L’Oreal’s Paris U.K. division wouldn’t necessarily disagree, though it’s evidently found an ad-free, influencer-heavy formula on Snapchat to complement its paid campaigns. Working with BzzAgent, a network of so-called everyday influencers owned by shopper data company dunnhumby, the cosmetics giant deployed 2,000 U.K.-based women who were 20 to 55 years old for an endeavor that ran across Snapchat, Facebook, Instagram, Pinterest, Twitter and YouTube.

“They are regular people who are socially savvy,” said Brian Covali, global head of marketing at BzzAgent. “[Their] campaign activities emphasized Snapchat, which is where most of the activity occurred.” 

In a case study that was first disclosed in the U.S. today, L’Oreal’s effort ran from August through October last year, as its army of influencers pushed the company’s new skincare brand Pure Clay Mask. Encouraged to “clay the day away” with the detox cream, they posted photos, reviews and videos to Snapchat and the other social media platforms. More than 500 stories were posted to Snapchat.

Across all six social channels, 741,000 consumers were reached with 5,800 pieces of content as social conversations jumped 53 percent, according to BzzAgent and L’Oreal. A match-market test orchestrated by measurement firm IRI, they said, showed a 51 percent sales lift for Pure Clay Mask.

Rebecca Cutbill, a product manager for L’Oreal, characterized the influencer effort as a test, adding “we’ll continue to explore Snapchat for everyday influencer campaigns in the future.”

Cutbill apparently isn’t alone on being bullish on the influencer potential.

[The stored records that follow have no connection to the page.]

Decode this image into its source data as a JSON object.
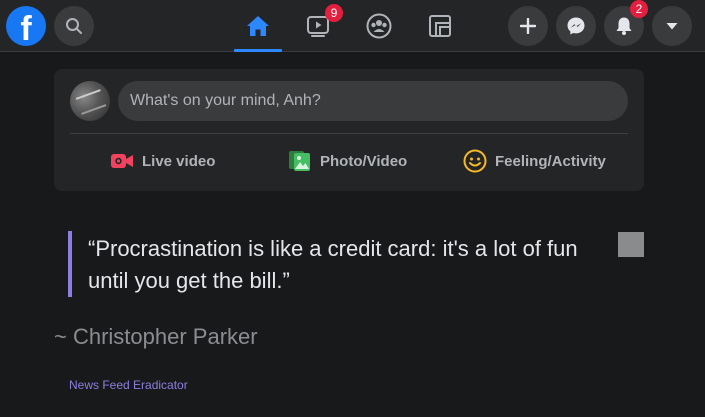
{
  "topbar": {
    "logo_letter": "f",
    "nav": [
      {
        "name": "home",
        "active": true
      },
      {
        "name": "watch",
        "badge": "9"
      },
      {
        "name": "groups"
      },
      {
        "name": "gaming"
      }
    ],
    "notifications_badge": "2"
  },
  "composer": {
    "placeholder": "What's on your mind, Anh?",
    "actions": [
      {
        "label": "Live video",
        "icon": "live-video-icon",
        "color": "#f3425f"
      },
      {
        "label": "Photo/Video",
        "icon": "photo-icon",
        "color": "#45bd62"
      },
      {
        "label": "Feeling/Activity",
        "icon": "feeling-icon",
        "color": "#f7b928"
      }
    ]
  },
  "quote": {
    "text": "“Procrastination is like a credit card: it's a lot of fun until you get the bill.”",
    "author": "~ Christopher Parker",
    "accent_color": "#8b7fe0"
  },
  "footer": {
    "link": "News Feed Eradicator"
  },
  "colors": {
    "brand": "#1877f2",
    "active_tab": "#2d88ff",
    "badge": "#e41e3f",
    "background": "#18191a",
    "surface": "#242526"
  }
}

“Influencer marketing is really happening on Snapchat,” Sierra Paller, senior engagement manager for agency Carrot Creative, recently told Digiday. “I know that Snapchat doesn’t want to lose its transparency or authenticity, but there should be some way for it to be in the influencer marketing game.”

While Snap didn’t comment on the subject, Snapchat-sanctioned influencers down the road don’t seem completely out of the question as the platform matures on all fronts. Could the company, which of course wants to grow revenues after disappointing Q1 numbers, monetize influencers?

“Sure,” said Nick Cicero, CEO of social-minded creative shop Delmondo. “They could do the same thing as Facebook with branded-content tags.”

But, Cicero added, such organic plays aren’t as reliable when it comes to reach as Snap Ads are, so influencers may be more complementary than representing a holistic strategy.

Meanwhile, what Cutbill called “everyday influencer” social marketing may be catching on around the industry. For instance, as Adweek reported in December, shoe brand Sperry has been using 100 unpaid “micro-influencers” on Instagram that often get several thousand engagements on a post.

It’s “not all about ROI,” said Stacy Goodman, Sperry’s digital marketing manager. “We are constantly ensuring that we are [engaging] people.”